§ **Exercise instructions**
Return all lines in the material below that contain "icon".

§ **Source records**
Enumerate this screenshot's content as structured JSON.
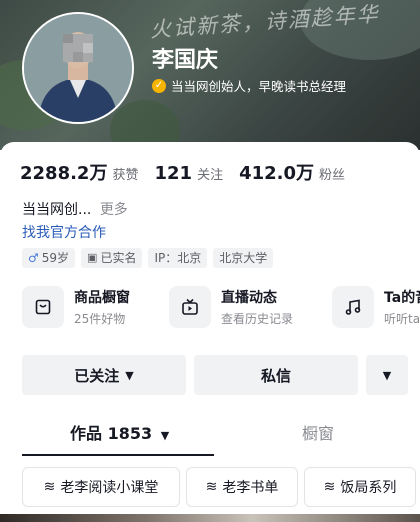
{
  "banner": {
    "calligraphy": "火试新茶，诗酒趁年华"
  },
  "profile": {
    "name": "李国庆",
    "verify_text": "当当网创始人，早晚读书总经理"
  },
  "stats": [
    {
      "number": "2288.2万",
      "label": "获赞"
    },
    {
      "number": "121",
      "label": "关注"
    },
    {
      "number": "412.0万",
      "label": "粉丝"
    }
  ],
  "bio": {
    "text": "当当网创...",
    "more": "更多"
  },
  "cooperation_link": "找我官方合作",
  "tags": {
    "age": "59岁",
    "realname": "已实名",
    "ip": "IP：北京",
    "school": "北京大学"
  },
  "features": [
    {
      "title": "商品橱窗",
      "subtitle": "25件好物",
      "icon": "shopping-bag-icon"
    },
    {
      "title": "直播动态",
      "subtitle": "查看历史记录",
      "icon": "tv-icon"
    },
    {
      "title": "Ta的音乐",
      "subtitle": "听听ta的音乐",
      "icon": "music-note-icon"
    }
  ],
  "actions": {
    "follow_label": "已关注",
    "message_label": "私信"
  },
  "tabs": {
    "works_label": "作品 1853",
    "showcase_label": "橱窗"
  },
  "collections": [
    {
      "label": "老李阅读小课堂"
    },
    {
      "label": "老李书单"
    },
    {
      "label": "饭局系列"
    }
  ],
  "colors": {
    "link": "#2b5cb8",
    "verified": "#f5b400",
    "male": "#4a7ad8"
  }
}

§ **Response area**
      "icon": "shopping-bag-icon"
      "icon": "tv-icon"
      "icon": "music-note-icon"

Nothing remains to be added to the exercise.